There are problems with the setup (even though I didn't finish). For example the SharePoint template contains entry into the Links list pointing to http://eScrum and http://eTools, none of which are correct so you have to fix this (and frankly, I don't even know what the eTools link is supposed to be). The SharePoint templates are just custom lists with a few extra fields, nothing special here. Even the logo for the site was broken in the template so it's obviously this is either rushed or nobody cares about the quality of presentation of the tool (and I wouldn't call this a 1.0 release).
Other things that immediately are a problem I had with this, you had to modify an XML config file every time you needed to add a project (and it's called a "Group" inside of the config file). Maybe you can do it through the web UI, but it looked to me like you had to modify this for each project.
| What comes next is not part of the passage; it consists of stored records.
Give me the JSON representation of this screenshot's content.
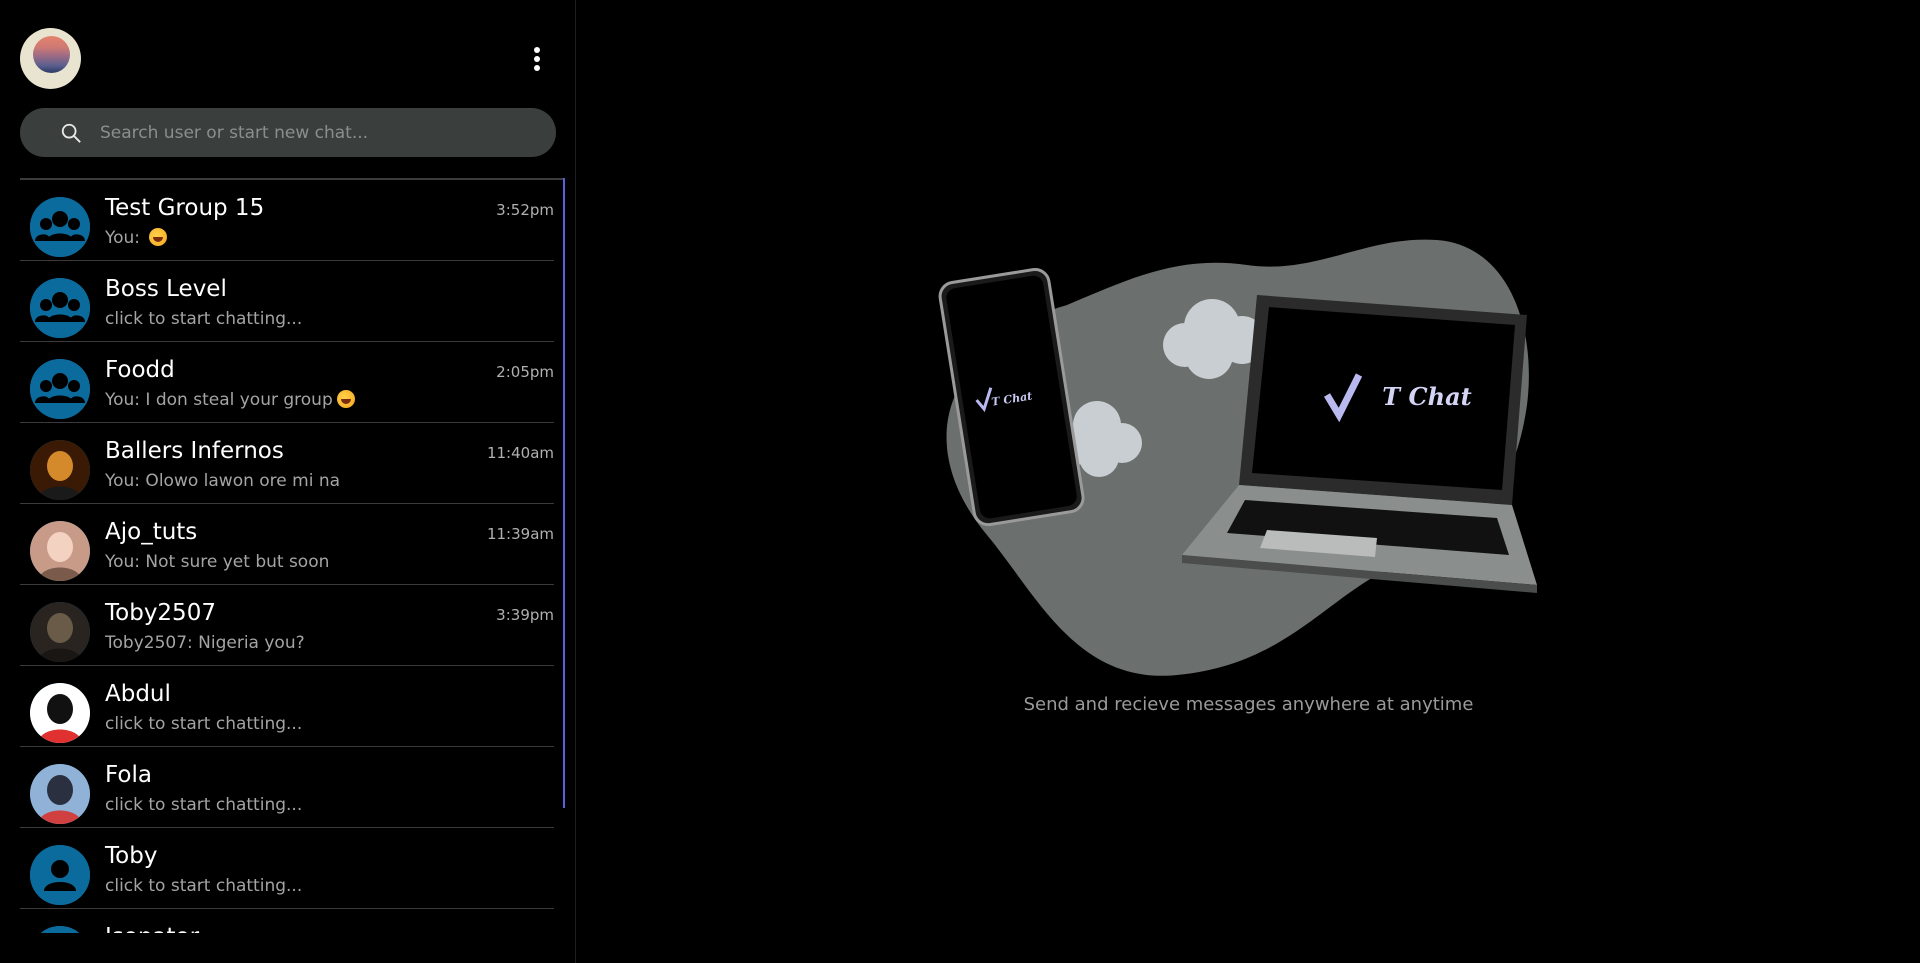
{
  "sidebar": {
    "search": {
      "placeholder": "Search user or start new chat..."
    },
    "chats": [
      {
        "name": "Test Group 15",
        "last_message": "You: ",
        "emoji": true,
        "time": "3:52pm",
        "avatar": "group-icon"
      },
      {
        "name": "Boss Level",
        "last_message": "click to start chatting...",
        "emoji": false,
        "time": "",
        "avatar": "group-icon"
      },
      {
        "name": "Foodd",
        "last_message": "You: I don steal your group",
        "emoji": true,
        "time": "2:05pm",
        "avatar": "group-icon"
      },
      {
        "name": "Ballers Infernos",
        "last_message": "You: Olowo lawon ore mi na",
        "emoji": false,
        "time": "11:40am",
        "avatar": "photo"
      },
      {
        "name": "Ajo_tuts",
        "last_message": "You: Not sure yet but soon",
        "emoji": false,
        "time": "11:39am",
        "avatar": "photo"
      },
      {
        "name": "Toby2507",
        "last_message": "Toby2507: Nigeria you?",
        "emoji": false,
        "time": "3:39pm",
        "avatar": "photo"
      },
      {
        "name": "Abdul",
        "last_message": "click to start chatting...",
        "emoji": false,
        "time": "",
        "avatar": "photo"
      },
      {
        "name": "Fola",
        "last_message": "click to start chatting...",
        "emoji": false,
        "time": "",
        "avatar": "photo"
      },
      {
        "name": "Toby",
        "last_message": "click to start chatting...",
        "emoji": false,
        "time": "",
        "avatar": "user-icon"
      },
      {
        "name": "Isonator",
        "last_message": "",
        "emoji": false,
        "time": "",
        "avatar": "user-icon"
      }
    ]
  },
  "main": {
    "logo_text": "T Chat",
    "caption": "Send and recieve messages anywhere at anytime"
  },
  "colors": {
    "background": "#000000",
    "search_bg": "#3a3f3d",
    "avatar_blue": "#0a6b9c",
    "scrollbar": "#5a5fe0",
    "blob": "#6b6f6d"
  }
}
I think for any kind of adoption, Microsoft needs to put together an installer for this as we don't all have a day to kill configuring a tool that should be seamless (after all, it's just a website and a TFS template remember). They also should have some documentation/guidance on this. From the looks of what I could get up and running there's very little actual "guidance" on using the tool and frankly, from the websites there's very little anything about this tool. Does MS think you install it (assuming you have the gumption to go through the entire process) and it'll just work and people will understand it? Even Scrum for Team System has nice documentation written on the process that goes along with the tool. Tools and technologies alone do not make for a good package.
If you want to use Scrum with TFS, stick to Conchango's Scrum For Team System template. It has it's own share of flaws but installs in about 5 minutes.